"China has very good resources, the cost of generating renewable resources, compared to anywhere else in the world, is basically the lowest in terms of wind and solar power, and that is really important for the market and system integration," said Michael Waldron, renewable energy market analyst at IEA.

"Hydro power is also a great help in facilitating the process for China. Because it is building huge amount of hydro power storage over the next decade which can improve the electricity storage technology," Waldron added.

The latest medium-term market report on renewable energy from IEA said China alone accounts for 40 percent of global renewable capacity growth, an amount triple the current total power capacity of the United Kingdom.

Robust expansion is expected in onshore wind, whose cumulative capacity more than doubles, and solar power, whose cumulative capacity almost quadruples. The annual growth of hydropower slows, but cumulative hydropower capacity growth is as large as the current total power capacity of Australia.

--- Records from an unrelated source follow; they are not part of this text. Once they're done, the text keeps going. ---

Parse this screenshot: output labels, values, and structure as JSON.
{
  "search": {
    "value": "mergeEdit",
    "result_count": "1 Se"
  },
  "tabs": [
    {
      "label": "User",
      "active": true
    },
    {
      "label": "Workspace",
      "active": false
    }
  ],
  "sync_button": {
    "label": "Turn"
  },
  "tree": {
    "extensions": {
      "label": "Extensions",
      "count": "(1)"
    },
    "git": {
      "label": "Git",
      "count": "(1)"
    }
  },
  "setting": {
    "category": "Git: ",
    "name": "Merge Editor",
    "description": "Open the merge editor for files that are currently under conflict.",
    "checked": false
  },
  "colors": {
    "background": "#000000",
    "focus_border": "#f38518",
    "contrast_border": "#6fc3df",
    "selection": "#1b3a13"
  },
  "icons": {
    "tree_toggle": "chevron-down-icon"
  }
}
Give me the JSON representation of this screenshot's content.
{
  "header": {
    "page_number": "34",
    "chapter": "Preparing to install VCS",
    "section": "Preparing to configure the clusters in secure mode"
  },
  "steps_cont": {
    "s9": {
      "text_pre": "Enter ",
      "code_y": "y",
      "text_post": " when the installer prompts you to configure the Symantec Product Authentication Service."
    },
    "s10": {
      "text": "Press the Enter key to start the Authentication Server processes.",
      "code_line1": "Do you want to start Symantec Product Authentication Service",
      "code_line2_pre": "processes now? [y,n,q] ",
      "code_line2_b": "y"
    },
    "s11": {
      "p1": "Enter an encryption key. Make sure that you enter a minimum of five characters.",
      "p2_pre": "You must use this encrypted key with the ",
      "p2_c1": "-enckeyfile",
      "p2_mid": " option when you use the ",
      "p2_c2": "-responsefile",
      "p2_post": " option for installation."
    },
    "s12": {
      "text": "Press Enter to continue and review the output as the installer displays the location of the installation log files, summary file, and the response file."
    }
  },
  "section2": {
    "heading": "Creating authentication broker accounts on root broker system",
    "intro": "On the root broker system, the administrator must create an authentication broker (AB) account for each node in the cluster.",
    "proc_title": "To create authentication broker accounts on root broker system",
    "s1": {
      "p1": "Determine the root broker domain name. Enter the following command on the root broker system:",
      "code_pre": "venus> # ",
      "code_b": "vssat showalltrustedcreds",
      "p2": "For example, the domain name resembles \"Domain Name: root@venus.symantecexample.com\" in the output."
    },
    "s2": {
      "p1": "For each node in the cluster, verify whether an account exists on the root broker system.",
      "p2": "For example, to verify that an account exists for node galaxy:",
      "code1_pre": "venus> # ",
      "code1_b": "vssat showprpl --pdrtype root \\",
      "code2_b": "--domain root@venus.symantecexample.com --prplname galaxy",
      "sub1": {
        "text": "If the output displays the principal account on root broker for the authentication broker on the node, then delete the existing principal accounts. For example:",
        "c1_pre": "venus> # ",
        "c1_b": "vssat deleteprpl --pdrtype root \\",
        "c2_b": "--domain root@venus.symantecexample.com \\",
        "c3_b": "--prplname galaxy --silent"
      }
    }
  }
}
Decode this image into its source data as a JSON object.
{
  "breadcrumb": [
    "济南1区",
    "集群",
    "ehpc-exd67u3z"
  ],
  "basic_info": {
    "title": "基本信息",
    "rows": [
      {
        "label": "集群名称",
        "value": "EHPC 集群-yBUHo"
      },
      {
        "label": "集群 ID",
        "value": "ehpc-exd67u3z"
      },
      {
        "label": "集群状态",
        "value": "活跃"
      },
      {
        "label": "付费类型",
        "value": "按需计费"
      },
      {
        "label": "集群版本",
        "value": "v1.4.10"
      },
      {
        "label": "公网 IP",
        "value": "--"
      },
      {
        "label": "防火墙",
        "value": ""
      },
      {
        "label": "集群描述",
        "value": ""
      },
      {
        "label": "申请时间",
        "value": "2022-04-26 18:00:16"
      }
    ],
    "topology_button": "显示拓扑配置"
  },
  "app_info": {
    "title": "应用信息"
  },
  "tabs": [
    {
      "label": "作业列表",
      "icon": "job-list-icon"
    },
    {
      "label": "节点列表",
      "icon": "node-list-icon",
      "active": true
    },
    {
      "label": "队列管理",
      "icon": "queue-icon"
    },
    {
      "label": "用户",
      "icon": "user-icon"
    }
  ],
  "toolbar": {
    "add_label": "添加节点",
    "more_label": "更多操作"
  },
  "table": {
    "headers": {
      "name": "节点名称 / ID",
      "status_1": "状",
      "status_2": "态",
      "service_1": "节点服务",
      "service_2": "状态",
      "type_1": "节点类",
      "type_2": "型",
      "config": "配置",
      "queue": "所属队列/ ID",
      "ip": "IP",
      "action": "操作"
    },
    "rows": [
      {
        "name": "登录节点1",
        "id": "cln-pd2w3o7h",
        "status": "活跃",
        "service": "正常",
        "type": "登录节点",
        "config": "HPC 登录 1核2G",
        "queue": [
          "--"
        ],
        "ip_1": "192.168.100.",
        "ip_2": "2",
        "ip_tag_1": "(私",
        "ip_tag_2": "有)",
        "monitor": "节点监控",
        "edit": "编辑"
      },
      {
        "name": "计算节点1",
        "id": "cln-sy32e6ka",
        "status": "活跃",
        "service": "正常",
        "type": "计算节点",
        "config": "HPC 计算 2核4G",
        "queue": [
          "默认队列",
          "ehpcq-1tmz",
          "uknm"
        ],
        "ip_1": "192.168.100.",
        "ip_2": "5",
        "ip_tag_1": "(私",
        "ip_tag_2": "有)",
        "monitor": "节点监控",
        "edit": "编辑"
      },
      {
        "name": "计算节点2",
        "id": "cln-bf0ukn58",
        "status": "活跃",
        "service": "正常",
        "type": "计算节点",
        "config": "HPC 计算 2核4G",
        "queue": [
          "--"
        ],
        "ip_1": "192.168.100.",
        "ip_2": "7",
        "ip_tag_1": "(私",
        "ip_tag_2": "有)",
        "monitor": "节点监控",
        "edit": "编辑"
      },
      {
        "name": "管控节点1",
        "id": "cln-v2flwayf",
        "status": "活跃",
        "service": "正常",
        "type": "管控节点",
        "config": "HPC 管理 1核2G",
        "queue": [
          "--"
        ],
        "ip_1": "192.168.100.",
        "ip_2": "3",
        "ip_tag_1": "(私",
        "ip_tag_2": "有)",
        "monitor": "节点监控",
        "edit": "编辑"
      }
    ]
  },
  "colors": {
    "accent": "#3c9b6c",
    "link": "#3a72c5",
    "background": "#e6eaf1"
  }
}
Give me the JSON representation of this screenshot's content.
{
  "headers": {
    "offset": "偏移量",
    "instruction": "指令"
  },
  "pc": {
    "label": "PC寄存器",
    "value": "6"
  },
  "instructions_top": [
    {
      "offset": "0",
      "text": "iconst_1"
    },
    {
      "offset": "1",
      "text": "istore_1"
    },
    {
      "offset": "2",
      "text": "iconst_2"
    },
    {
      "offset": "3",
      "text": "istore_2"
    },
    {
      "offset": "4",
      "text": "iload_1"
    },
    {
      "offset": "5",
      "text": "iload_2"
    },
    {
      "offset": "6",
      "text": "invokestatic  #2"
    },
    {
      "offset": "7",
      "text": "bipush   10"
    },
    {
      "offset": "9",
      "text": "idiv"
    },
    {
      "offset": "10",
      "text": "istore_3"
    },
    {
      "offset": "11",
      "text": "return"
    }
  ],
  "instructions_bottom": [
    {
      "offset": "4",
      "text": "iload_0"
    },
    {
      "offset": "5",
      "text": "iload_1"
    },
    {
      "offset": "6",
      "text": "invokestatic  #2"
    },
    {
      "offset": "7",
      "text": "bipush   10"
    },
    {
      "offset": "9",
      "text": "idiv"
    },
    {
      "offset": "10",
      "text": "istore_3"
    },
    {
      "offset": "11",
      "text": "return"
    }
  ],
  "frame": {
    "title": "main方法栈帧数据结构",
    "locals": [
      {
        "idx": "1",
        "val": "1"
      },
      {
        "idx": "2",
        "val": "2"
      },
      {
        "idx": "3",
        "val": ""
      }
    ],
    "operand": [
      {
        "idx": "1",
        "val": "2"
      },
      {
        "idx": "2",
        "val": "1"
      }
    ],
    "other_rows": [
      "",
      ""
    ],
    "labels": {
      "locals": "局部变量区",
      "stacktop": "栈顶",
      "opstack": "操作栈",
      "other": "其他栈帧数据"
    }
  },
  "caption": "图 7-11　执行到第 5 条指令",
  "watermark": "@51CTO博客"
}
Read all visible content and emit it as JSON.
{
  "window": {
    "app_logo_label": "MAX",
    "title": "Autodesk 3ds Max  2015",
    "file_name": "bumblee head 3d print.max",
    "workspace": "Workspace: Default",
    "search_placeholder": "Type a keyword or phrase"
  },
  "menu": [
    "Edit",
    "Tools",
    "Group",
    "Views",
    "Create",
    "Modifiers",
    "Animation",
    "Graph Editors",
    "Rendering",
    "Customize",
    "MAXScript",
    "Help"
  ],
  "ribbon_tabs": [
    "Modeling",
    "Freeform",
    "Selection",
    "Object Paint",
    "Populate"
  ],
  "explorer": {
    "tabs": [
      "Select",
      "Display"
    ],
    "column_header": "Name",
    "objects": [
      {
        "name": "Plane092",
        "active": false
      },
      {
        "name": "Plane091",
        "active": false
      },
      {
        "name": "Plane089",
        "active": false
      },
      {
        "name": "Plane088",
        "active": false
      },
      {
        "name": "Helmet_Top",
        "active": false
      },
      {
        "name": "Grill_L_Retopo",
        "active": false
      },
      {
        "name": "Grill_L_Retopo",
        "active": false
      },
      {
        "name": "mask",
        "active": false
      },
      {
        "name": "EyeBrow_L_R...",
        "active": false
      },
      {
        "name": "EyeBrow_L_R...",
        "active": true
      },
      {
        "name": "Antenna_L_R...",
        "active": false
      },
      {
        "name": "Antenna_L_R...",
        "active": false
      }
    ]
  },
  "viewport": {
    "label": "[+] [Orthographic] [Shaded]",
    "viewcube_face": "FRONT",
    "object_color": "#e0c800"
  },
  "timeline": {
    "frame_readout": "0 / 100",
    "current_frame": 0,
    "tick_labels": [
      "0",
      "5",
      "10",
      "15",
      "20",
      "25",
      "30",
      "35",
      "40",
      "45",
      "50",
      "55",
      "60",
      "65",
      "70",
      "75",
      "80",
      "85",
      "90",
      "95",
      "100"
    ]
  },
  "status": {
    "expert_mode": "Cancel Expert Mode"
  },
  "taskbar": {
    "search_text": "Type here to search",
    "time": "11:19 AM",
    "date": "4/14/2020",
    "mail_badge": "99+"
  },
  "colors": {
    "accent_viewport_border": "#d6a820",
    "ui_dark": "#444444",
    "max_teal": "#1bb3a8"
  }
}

Waldron said a big step in the development of the renewable energy market was also taken recently when the Chinese president said they wanted to make renewable power a priorit, which encourages both institutional and regulatory reforms to integrate renewable energy into the power grid to decarbonize the sector.

Energy reform could be difficult in terms of transition from coal-based traditional energy industry to the renewable energy market, according to the senior fellow at the Energy Security and Climate Initiative at Brookings Institution.

"We are facing the conflict where renewable energy is introduced to the system threatening to push some of the coal out," Waldron said.

Pan Jialiang contributed to this story.